The authors conclude, "Results from our work may suggest that pregnant women with previous exposure to DENV may have limited ZIKV viremia and less tendency to have invasion of [the central nervous system]."
An analysis 3 days ago of blood samples in humans found no sign of ADE in those with Zika infection who had previously been exposed to DENV.
Jun 23 Nat Commun study
Jun 21 CIDRAP News scan on previous study
Taiwan, Finland report more highly pathogenic avian flu outbreaks
In new avian influenza outbreak developments, Taiwan reported six more highly pathogenic H5N2 events in poultry, while Finland detected highly pathogenic H5 in a wild bird, according to the latest reports from the World Organization for Animal Health (OIE).
In Taiwan, four of the outbreaks occurred at commercial farms and two involved slaughterhouses where authorities saw signs of illness in poultry carcasses. Five of the outbreaks involved chickens, and one occurred in turkeys. The outbreaks began between Jun 2 and Jun 15, affecting facilities in Hualien, Changhua, and Yunlin counties, plus the cities Kaohsiung and Tainan.
Between the six outbreaks, the virus killed 6,007 of 63,128 susceptible birds.
In Finland, authorities detected highly pathogenic H5 in samples from a whooper swan found sick on May 26 near the city of Sastamala in the country's southwest.
Jun 23 OIE report on H5N2 in Taiwan
Jun 22 OIE report on H5 in Finland
US bans Brazilian beef imports following food safety violations
US Secretary of Agriculture Sonny Perdue yesterday announced that the US Department of Agriculture (USDA) has banned all imports of fresh beef from Brazil because of recurring food safety issues, the agency said in a news release.
Since March, the USDA's Food Safety and Inspection Service has inspected every meat product from Brazil arriving in the United States and has refused entry on 11% of them.

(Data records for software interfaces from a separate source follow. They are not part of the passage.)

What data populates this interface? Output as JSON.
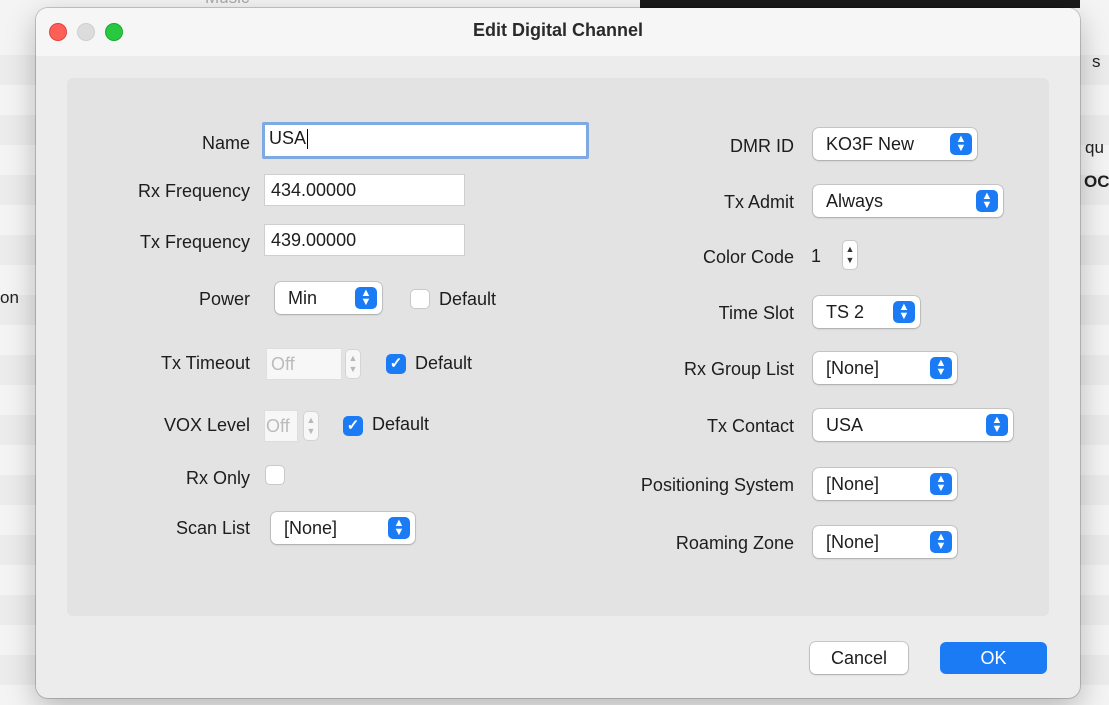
{
  "background": {
    "menu_text": "Music",
    "right_text_1": "s",
    "right_text_2": "qu",
    "right_text_3": "OC",
    "left_text": "on"
  },
  "dialog": {
    "title": "Edit Digital Channel",
    "colors": {
      "accent": "#1b7bf5",
      "close": "#fe5f57",
      "zoom": "#28c840"
    }
  },
  "left": {
    "name": {
      "label": "Name",
      "value": "USA"
    },
    "rx_frequency": {
      "label": "Rx Frequency",
      "value": "434.00000"
    },
    "tx_frequency": {
      "label": "Tx Frequency",
      "value": "439.00000"
    },
    "power": {
      "label": "Power",
      "value": "Min",
      "default_label": "Default",
      "default_checked": false
    },
    "tx_timeout": {
      "label": "Tx Timeout",
      "value": "Off",
      "default_label": "Default",
      "default_checked": true
    },
    "vox_level": {
      "label": "VOX Level",
      "value": "Off",
      "default_label": "Default",
      "default_checked": true
    },
    "rx_only": {
      "label": "Rx Only",
      "checked": false
    },
    "scan_list": {
      "label": "Scan List",
      "value": "[None]"
    }
  },
  "right": {
    "dmr_id": {
      "label": "DMR ID",
      "value": "KO3F New"
    },
    "tx_admit": {
      "label": "Tx Admit",
      "value": "Always"
    },
    "color_code": {
      "label": "Color Code",
      "value": "1"
    },
    "time_slot": {
      "label": "Time Slot",
      "value": "TS 2"
    },
    "rx_group_list": {
      "label": "Rx Group List",
      "value": "[None]"
    },
    "tx_contact": {
      "label": "Tx Contact",
      "value": "USA"
    },
    "positioning_system": {
      "label": "Positioning System",
      "value": "[None]"
    },
    "roaming_zone": {
      "label": "Roaming Zone",
      "value": "[None]"
    }
  },
  "buttons": {
    "cancel": "Cancel",
    "ok": "OK"
  }
}
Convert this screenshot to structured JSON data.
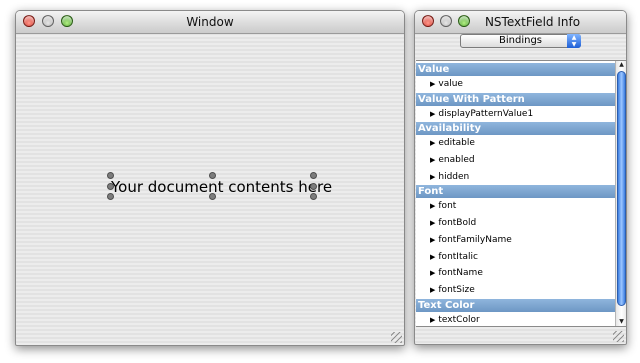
{
  "doc_window": {
    "title": "Window",
    "content_text": "Your document contents here"
  },
  "info_window": {
    "title": "NSTextField Info",
    "pane_popup": {
      "selected": "Bindings"
    },
    "sections": [
      {
        "header": "Value",
        "items": [
          "value"
        ]
      },
      {
        "header": "Value With Pattern",
        "items": [
          "displayPatternValue1"
        ]
      },
      {
        "header": "Availability",
        "items": [
          "editable",
          "enabled",
          "hidden"
        ]
      },
      {
        "header": "Font",
        "items": [
          "font",
          "fontBold",
          "fontFamilyName",
          "fontItalic",
          "fontName",
          "fontSize"
        ]
      },
      {
        "header": "Text Color",
        "items": [
          "textColor"
        ]
      }
    ]
  },
  "icons": {
    "close": "close-icon",
    "minimize": "minimize-icon",
    "zoom": "zoom-icon",
    "disclosure": "disclosure-triangle-icon"
  },
  "colors": {
    "section_header": "#7aa3d0",
    "scroll_thumb": "#3b7de0",
    "close_button": "#d3261a",
    "zoom_button": "#3f9d1b"
  },
  "glyphs": {
    "disclosure": "▶",
    "popup_up": "▲",
    "popup_down": "▼",
    "scroll_up": "▲",
    "scroll_down": "▼"
  }
}
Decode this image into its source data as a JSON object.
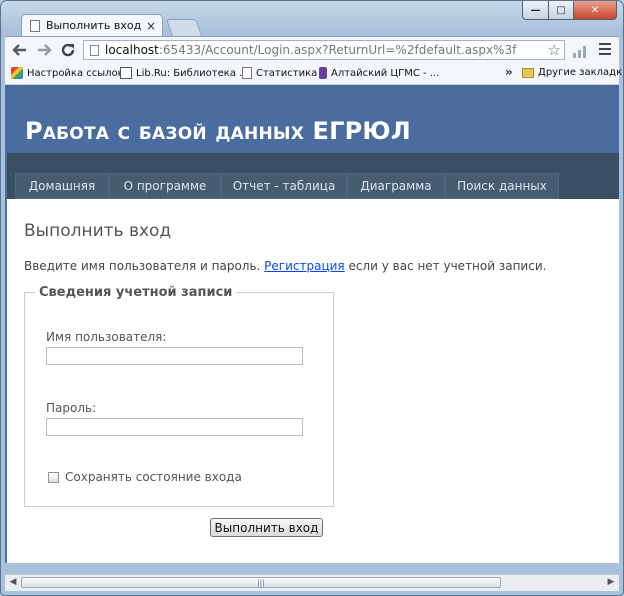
{
  "browser": {
    "tab_title": "Выполнить вход",
    "tab_close": "×",
    "window_controls": {
      "minimize": "—",
      "maximize": "□",
      "close": "✕"
    },
    "url_host": "localhost",
    "url_path": ":65433/Account/Login.aspx?ReturnUrl=%2fdefault.aspx%3f",
    "back_icon": "arrow-left-icon",
    "forward_icon": "arrow-right-icon",
    "reload_icon": "reload-icon",
    "bookmarks": [
      {
        "label": "Настройка ссылок",
        "icon": "google-icon"
      },
      {
        "label": "Lib.Ru: Библиотека ...",
        "icon": "lib-icon"
      },
      {
        "label": "Статистика",
        "icon": "page-icon"
      },
      {
        "label": "Алтайский ЦГМС - ...",
        "icon": "bookmark-icon"
      }
    ],
    "bookmarks_more": "»",
    "other_bookmarks": "Другие закладки"
  },
  "site": {
    "title": "Работа с базой данных ЕГРЮЛ",
    "menu": [
      {
        "label": "Домашняя"
      },
      {
        "label": "О программе"
      },
      {
        "label": "Отчет - таблица"
      },
      {
        "label": "Диаграмма"
      },
      {
        "label": "Поиск данных"
      }
    ]
  },
  "login": {
    "heading": "Выполнить вход",
    "intro_before": "Введите имя пользователя и пароль. ",
    "register_link": "Регистрация",
    "intro_after": " если у вас нет учетной записи.",
    "legend": "Сведения учетной записи",
    "username_label": "Имя пользователя:",
    "username_value": "",
    "password_label": "Пароль:",
    "password_value": "",
    "remember_label": "Сохранять состояние входа",
    "remember_checked": false,
    "submit_label": "Выполнить вход"
  },
  "scrollbar": {
    "grip": "|||"
  }
}
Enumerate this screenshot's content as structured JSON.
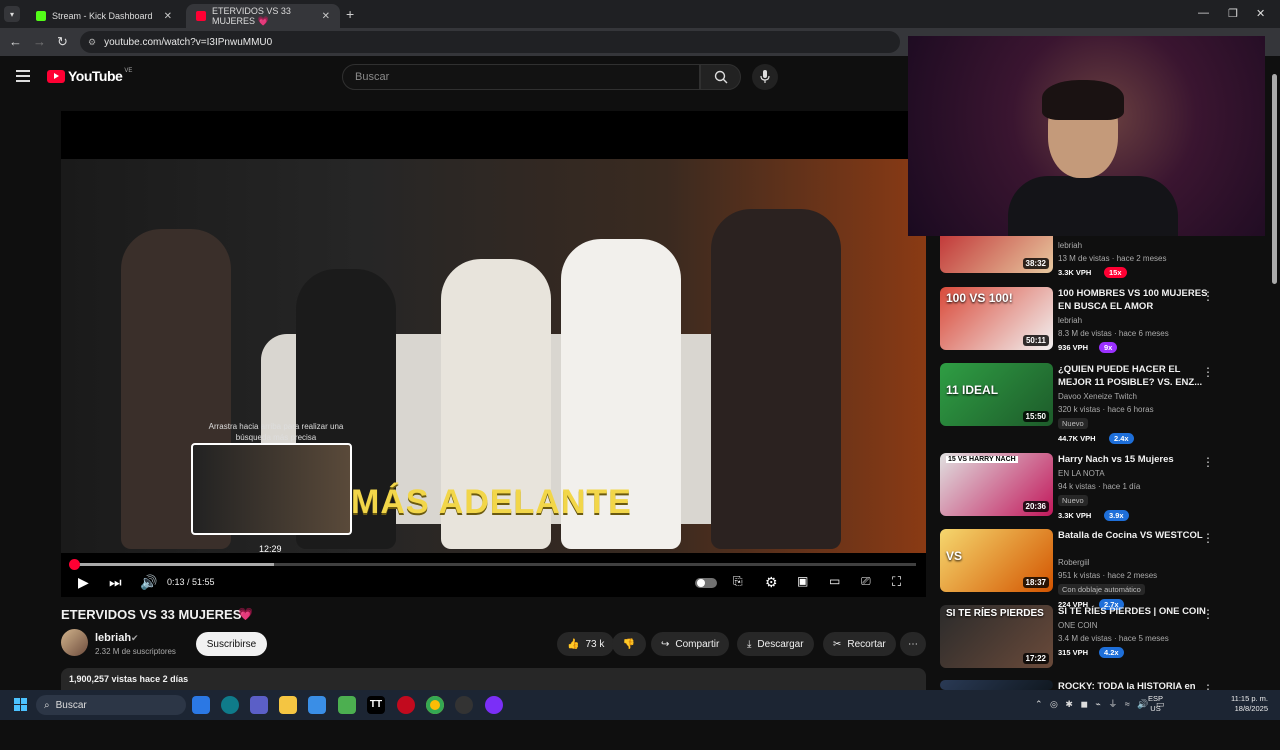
{
  "browser": {
    "tabs": [
      {
        "title": "Stream - Kick Dashboard",
        "fav_color": "#53fc18"
      },
      {
        "title": "ETERVIDOS VS 33 MUJERES 💗",
        "fav_color": "#ff0033"
      }
    ],
    "new_tab": "+",
    "close": "✕",
    "url": "youtube.com/watch?v=I3IPnwuMMU0",
    "window_buttons": {
      "minimize": "—",
      "restore": "❐",
      "close": "✕"
    }
  },
  "youtube": {
    "logo_text": "YouTube",
    "country_code": "VE",
    "search_placeholder": "Buscar"
  },
  "player": {
    "overlay_text": "MÁS ADELANTE",
    "preview_hint": "Arrastra hacia arriba para realizar una búsqueda más precisa",
    "preview_time": "12:29",
    "timecode": "0:13 / 51:55",
    "progress_fraction": 0.004,
    "hover_fraction": 0.24
  },
  "video": {
    "title": "ETERVIDOS VS 33 MUJERES",
    "title_emoji": "💗",
    "channel": "lebriah",
    "subscribers": "2.32 M de suscriptores",
    "subscribe_label": "Suscribirse",
    "likes": "73 k",
    "share_label": "Compartir",
    "download_label": "Descargar",
    "clip_label": "Recortar",
    "views_line": "1,900,257 vistas  hace 2 días"
  },
  "sidebar": [
    {
      "title": "",
      "channel": "lebriah",
      "meta": "13 M de vistas · hace 2 meses",
      "duration": "38:32",
      "vph": "3.3K VPH",
      "mult": "15x",
      "mult_color": "#ff0033",
      "badge": ""
    },
    {
      "title": "100 HOMBRES VS 100 MUJERES EN BUSCA EL AMOR",
      "channel": "lebriah",
      "meta": "8.3 M de vistas · hace 6 meses",
      "duration": "50:11",
      "vph": "936 VPH",
      "mult": "9x",
      "mult_color": "#9b30ff",
      "badge": ""
    },
    {
      "title": "¿QUIEN PUEDE HACER EL MEJOR 11 POSIBLE? VS. ENZ...",
      "channel": "Davoo Xeneize Twitch",
      "meta": "320 k vistas · hace 6 horas",
      "duration": "15:50",
      "vph": "44.7K VPH",
      "mult": "2.4x",
      "mult_color": "#1e6fd9",
      "badge": "Nuevo"
    },
    {
      "title": "Harry Nach vs 15 Mujeres",
      "channel": "EN LA NOTA",
      "meta": "94 k vistas · hace 1 día",
      "duration": "20:36",
      "vph": "3.3K VPH",
      "mult": "3.9x",
      "mult_color": "#1e6fd9",
      "badge": "Nuevo"
    },
    {
      "title": "Batalla de Cocina VS WESTCOL",
      "channel": "Robergiil",
      "meta": "951 k vistas · hace 2 meses",
      "duration": "18:37",
      "vph": "224 VPH",
      "mult": "2.7x",
      "mult_color": "#1e6fd9",
      "badge": "Con doblaje automático"
    },
    {
      "title": "SI TE RÍES PIERDES | ONE COIN",
      "channel": "ONE COIN",
      "meta": "3.4 M de vistas · hace 5 meses",
      "duration": "17:22",
      "vph": "315 VPH",
      "mult": "4.2x",
      "mult_color": "#1e6fd9",
      "badge": ""
    },
    {
      "title": "ROCKY: TODA la HISTORIA en",
      "channel": "",
      "meta": "",
      "duration": "",
      "vph": "",
      "mult": "",
      "mult_color": "#1e6fd9",
      "badge": ""
    }
  ],
  "thumb_texts": [
    "",
    "100 VS 100!",
    "11 IDEAL",
    "15 VS HARRY NACH",
    "VS",
    "SI TE RÍES PIERDES"
  ],
  "taskbar": {
    "search_label": "Buscar",
    "lang": "ESP",
    "region": "US",
    "time": "11:15 p. m.",
    "date": "18/8/2025"
  }
}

That compares with a 1% rejection rate on shipments from the rest of the world. The 106 rejected lots of Brazilian beef constitute about 1.9 million pounds, the USDA said.
Perdue said in the release, "Although international trade is an important part of what we do at USDA, and Brazil has long been one of our partners, my first priority is to protect American consumers. That’s what we’ve done by halting the import of Brazilian fresh beef."
The ban will remain in place until the Brazilian Ministry of Agriculture takes corrective action acceptable to the USDA. Brazil has pledged to address those concerns, including by self-suspending five facilities from shipping beef to the United States, the USDA said.
Jun 22 USDA news release